Temporarily closed manufacturing units, the HoReCa sector on the brink of survival, closed theaters and cinemas, small agricultural producers temporarily removed from enclosed markets and forced to sell their goods outside, in the cold. Last year, the epidemic did not forgive anyone and affected the entire Romanian economy and society. The crisis has been global, and its regional reverberations are obvious. In Bulgaria, the engine of tourism broke down. Almost untouched by the crisis a decade ago, Poland slipped for the first time last year after nearly a quarter of a century of steady economic growth.
Overall, in 2020, the Romanian economy decreased by almost 4% compared to the previous year. The signal data presented by the National Institute of Statistics indicate, however, the highest growth in the fourth quarter and one of the smallest economic declines in Europe, the Liberal Prime Minister Florin Cîţu has stated in a merry tone, confident about a positive evolution this year. Romania's Gross Domestic Product increased by more than 5% in the last quarter of last year, when, before co-opting into the governing coalition the Save Romania Union Plus Alliance and the Democratic Union of Ethnic Hungarians, the Liberals ruled alone. Minister of Finance in the former Liberal monochromatic minority government, the current prime minister predictably boasts some of his merits and bluntly accuses the social-democratic opposition.
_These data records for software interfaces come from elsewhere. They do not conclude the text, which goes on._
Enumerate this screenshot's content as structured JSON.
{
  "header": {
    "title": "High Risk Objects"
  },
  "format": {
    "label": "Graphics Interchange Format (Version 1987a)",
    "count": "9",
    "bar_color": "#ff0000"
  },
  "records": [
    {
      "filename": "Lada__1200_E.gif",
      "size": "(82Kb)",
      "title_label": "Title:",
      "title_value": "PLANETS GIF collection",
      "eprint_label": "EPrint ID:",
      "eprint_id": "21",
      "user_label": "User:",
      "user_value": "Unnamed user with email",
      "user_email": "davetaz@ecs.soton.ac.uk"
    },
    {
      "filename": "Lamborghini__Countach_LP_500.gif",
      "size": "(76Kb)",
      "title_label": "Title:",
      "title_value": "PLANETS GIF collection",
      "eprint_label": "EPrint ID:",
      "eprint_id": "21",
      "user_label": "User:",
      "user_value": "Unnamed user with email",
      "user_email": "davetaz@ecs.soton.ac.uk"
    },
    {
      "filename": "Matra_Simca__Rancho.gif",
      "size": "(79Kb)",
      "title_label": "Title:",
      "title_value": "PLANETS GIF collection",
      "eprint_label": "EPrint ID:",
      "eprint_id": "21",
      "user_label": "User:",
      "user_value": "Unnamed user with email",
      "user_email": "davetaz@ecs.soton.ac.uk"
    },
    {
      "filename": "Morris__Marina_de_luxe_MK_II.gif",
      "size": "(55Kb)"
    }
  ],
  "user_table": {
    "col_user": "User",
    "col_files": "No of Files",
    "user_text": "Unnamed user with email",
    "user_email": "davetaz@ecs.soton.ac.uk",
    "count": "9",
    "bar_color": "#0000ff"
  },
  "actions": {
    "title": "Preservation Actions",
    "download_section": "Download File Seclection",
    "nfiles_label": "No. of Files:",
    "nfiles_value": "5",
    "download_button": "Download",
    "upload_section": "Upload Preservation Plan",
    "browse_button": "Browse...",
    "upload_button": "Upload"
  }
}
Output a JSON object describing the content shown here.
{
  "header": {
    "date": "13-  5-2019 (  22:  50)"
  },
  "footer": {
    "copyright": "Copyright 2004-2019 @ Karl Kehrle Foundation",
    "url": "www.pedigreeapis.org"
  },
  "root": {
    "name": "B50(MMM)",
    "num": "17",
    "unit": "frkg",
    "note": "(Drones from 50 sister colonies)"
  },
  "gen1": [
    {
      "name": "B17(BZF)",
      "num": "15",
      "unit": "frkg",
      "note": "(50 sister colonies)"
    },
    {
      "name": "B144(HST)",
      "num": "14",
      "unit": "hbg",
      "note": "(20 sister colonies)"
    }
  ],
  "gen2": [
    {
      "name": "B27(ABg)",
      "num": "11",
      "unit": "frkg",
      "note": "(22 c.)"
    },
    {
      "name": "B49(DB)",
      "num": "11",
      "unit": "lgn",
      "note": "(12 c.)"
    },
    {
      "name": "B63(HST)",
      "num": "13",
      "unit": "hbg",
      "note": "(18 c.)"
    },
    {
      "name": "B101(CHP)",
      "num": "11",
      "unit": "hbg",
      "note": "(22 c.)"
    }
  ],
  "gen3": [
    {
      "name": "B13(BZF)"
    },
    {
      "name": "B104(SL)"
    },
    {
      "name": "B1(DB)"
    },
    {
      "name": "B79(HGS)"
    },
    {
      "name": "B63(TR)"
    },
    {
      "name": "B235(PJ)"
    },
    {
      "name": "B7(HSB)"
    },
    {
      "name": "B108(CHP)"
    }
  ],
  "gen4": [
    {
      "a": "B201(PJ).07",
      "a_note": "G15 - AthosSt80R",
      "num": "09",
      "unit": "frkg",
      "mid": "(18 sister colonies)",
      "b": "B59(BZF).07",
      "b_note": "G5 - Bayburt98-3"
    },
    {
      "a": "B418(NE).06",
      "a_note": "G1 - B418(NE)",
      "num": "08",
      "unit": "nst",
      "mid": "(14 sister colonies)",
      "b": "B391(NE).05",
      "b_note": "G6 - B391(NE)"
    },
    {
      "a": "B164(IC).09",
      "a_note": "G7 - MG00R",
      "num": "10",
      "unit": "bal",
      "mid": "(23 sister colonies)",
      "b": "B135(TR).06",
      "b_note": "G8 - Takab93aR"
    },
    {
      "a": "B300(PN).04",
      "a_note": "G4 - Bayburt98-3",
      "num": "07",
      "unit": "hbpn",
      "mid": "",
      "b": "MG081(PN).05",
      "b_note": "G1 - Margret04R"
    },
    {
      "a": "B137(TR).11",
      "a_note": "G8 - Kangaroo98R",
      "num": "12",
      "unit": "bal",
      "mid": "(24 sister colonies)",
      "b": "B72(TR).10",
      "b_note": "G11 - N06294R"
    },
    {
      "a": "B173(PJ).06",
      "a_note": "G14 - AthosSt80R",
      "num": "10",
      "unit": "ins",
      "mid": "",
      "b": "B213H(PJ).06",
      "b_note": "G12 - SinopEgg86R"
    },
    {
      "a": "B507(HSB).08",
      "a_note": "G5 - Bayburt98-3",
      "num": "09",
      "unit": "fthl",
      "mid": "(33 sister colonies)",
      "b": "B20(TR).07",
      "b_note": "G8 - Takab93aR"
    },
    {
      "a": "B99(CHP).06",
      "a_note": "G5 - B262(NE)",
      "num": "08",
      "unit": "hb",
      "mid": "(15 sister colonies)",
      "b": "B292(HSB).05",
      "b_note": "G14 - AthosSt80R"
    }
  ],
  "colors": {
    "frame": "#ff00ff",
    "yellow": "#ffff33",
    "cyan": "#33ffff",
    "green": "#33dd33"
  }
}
Florin Cîţu: "What I said in 2020, all year round, despite the Social Democratic trumpets trying to contradict me, came true; I was right. Romania registered a contraction of minus 3.9 and an economic growth of about 3% in the fourth quarter, being one of the only countries in the European Union that avoided technical recession. We have the chance to return to a growing economy in the first quarter of this year, that is, to recover everything we lost due to the crisis last year. "
As always with politicians, the opponents read the figures in a completely different way. The former labour minister, the Social Democrat Marius Budai, says that in reality the figures show a drop, not a growth.
Marius Budai: "Romanians should know that in the fourth quarter Romania registered a drop of more than 16% as compared to the 1st quarter, when there was no pandemic. It's not just me who says this, it's the opinion of many economists in this country that a recovery is not possible this year, because this vicious circle of austerity will bring nothing good for the economy."
Representatives of the Social Democratic Party are also criticizing the provisions of the emergency ordinance on fiscal-budgetary measures, published on Tuesday by the Government, which indicate a postponement of the increase of pensions and benefits for the employees of the national railway company, the elimination of free transport tickets for students, who will have to pay half the price from now on, and also the elimination of holiday vouchers for public sector employees. All these, they say, will affect Romanians' living standards. (M. Ignatescu)